Element data from apps and pages:
◇ ◇ ◇ ◇ ◇

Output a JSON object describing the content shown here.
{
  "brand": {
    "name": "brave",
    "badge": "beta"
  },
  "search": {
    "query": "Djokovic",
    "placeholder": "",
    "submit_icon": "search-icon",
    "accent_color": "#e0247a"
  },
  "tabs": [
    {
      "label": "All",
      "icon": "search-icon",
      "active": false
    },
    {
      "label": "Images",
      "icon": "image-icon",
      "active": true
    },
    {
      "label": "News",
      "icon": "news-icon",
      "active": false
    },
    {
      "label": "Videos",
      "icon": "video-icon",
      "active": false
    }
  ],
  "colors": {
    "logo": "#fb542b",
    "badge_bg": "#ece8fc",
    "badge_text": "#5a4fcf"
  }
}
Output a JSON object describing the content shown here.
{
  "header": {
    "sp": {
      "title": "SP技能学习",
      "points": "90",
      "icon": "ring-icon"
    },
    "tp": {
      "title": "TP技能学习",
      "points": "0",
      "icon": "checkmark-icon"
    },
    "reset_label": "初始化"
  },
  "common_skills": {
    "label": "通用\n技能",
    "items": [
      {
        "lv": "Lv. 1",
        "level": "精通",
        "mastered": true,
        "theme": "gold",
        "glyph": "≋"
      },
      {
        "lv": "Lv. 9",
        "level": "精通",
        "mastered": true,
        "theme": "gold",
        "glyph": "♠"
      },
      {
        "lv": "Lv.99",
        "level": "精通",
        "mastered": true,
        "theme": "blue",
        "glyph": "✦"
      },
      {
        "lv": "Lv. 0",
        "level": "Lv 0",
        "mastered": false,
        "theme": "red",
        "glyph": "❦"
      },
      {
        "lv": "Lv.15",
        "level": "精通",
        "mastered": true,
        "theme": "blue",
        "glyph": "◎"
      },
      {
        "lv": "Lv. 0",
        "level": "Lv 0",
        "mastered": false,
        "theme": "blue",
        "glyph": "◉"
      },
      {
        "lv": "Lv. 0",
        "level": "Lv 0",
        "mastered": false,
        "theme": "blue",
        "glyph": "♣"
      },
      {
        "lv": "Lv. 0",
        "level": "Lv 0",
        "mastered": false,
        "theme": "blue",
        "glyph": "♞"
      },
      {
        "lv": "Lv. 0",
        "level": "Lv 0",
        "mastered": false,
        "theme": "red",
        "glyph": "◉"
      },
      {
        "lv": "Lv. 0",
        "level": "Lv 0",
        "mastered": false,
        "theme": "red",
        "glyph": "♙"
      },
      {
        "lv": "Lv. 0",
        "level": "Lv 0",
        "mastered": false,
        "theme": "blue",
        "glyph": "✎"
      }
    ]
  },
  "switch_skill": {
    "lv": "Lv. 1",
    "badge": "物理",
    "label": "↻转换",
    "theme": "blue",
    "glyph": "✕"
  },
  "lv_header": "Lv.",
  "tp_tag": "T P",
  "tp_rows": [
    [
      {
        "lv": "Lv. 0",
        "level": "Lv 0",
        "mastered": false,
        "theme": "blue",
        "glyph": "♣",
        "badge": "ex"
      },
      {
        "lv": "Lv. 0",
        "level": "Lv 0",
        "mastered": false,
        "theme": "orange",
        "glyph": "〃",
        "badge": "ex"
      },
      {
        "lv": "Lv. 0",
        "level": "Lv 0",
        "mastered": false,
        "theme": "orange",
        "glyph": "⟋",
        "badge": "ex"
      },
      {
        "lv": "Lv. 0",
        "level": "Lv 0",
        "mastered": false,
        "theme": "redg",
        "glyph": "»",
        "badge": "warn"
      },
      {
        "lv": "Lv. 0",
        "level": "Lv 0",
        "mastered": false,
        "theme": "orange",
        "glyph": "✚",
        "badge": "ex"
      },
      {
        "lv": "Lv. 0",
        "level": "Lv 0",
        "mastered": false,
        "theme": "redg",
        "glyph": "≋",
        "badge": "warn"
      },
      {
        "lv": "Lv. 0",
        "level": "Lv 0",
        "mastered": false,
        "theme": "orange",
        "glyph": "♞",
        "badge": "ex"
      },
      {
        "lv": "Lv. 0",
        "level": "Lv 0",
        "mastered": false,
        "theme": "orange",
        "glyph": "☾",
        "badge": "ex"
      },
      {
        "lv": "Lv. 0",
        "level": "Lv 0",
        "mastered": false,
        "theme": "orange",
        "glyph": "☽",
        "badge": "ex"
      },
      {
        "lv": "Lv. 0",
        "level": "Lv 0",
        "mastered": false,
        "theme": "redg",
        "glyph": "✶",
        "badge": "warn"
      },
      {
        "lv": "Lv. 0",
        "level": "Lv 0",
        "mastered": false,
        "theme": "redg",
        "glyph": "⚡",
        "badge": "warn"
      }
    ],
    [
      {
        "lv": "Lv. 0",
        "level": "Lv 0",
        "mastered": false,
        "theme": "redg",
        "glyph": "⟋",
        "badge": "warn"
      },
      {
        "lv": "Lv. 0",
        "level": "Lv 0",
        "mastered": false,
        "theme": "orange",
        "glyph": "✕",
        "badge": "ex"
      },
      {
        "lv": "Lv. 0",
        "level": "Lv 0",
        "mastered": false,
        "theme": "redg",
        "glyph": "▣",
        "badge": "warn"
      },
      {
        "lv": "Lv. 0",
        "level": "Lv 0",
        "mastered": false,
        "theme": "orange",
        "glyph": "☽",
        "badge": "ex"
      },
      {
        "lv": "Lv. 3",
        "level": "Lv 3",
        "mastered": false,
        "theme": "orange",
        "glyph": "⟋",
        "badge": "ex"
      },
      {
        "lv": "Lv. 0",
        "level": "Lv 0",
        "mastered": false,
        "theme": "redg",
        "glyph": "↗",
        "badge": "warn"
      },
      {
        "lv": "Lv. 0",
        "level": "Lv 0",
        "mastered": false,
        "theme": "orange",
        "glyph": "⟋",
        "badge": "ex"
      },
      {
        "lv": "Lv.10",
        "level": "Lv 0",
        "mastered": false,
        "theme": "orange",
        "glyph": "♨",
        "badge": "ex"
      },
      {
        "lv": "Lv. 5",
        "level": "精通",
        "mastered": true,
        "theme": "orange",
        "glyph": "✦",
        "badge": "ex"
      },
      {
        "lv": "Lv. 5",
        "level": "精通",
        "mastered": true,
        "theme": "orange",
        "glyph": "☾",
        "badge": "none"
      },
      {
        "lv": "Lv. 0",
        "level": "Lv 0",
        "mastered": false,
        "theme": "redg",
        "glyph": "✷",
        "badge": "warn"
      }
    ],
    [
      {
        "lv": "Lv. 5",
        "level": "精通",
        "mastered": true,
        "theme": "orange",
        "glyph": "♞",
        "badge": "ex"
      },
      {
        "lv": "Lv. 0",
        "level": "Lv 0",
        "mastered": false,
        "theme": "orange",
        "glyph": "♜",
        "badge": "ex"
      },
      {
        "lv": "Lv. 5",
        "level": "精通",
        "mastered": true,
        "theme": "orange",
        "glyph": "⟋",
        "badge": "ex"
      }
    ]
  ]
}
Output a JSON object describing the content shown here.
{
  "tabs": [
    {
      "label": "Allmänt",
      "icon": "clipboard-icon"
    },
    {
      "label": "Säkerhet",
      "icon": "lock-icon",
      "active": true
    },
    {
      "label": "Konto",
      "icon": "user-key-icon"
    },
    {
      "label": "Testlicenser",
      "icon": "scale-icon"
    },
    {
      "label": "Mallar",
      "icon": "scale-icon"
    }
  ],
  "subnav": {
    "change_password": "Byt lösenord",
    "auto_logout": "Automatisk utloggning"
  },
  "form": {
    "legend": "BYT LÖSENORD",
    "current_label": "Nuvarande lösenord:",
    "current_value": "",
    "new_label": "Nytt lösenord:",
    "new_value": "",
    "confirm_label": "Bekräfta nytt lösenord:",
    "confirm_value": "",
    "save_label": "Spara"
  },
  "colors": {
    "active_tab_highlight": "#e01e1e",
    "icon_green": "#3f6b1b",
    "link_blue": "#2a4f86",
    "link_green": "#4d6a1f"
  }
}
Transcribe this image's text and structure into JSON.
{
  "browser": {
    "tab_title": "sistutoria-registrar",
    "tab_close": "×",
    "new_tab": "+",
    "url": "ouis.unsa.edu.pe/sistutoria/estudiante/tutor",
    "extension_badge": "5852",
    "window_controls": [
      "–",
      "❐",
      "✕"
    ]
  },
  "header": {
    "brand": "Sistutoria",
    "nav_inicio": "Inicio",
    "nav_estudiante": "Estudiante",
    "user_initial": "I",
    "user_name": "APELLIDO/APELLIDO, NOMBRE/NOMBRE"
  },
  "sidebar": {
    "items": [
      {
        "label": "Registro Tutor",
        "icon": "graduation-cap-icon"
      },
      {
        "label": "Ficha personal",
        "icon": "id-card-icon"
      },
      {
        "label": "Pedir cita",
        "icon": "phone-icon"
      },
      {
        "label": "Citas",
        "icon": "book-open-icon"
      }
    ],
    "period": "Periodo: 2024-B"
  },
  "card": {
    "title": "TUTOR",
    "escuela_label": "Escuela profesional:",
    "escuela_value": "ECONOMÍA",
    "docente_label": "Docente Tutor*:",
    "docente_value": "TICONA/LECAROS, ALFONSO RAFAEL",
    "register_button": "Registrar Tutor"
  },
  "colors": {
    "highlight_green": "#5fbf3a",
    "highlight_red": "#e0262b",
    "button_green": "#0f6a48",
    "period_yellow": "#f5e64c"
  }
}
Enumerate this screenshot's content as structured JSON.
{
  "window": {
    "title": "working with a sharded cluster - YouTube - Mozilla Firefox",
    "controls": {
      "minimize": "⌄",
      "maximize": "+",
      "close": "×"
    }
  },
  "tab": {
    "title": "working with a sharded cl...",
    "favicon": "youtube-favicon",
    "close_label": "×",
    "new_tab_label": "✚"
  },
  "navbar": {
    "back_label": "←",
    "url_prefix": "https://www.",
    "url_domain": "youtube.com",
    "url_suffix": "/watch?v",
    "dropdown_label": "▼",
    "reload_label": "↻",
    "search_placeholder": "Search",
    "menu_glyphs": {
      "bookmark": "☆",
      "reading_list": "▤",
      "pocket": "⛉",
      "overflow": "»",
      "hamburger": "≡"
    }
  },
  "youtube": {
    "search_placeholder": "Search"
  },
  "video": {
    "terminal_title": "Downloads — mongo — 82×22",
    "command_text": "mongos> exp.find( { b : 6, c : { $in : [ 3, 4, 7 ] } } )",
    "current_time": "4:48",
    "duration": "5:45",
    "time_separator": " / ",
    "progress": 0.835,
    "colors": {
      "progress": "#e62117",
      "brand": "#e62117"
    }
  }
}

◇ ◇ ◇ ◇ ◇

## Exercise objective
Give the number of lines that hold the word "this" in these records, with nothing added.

## Solution to the problem
2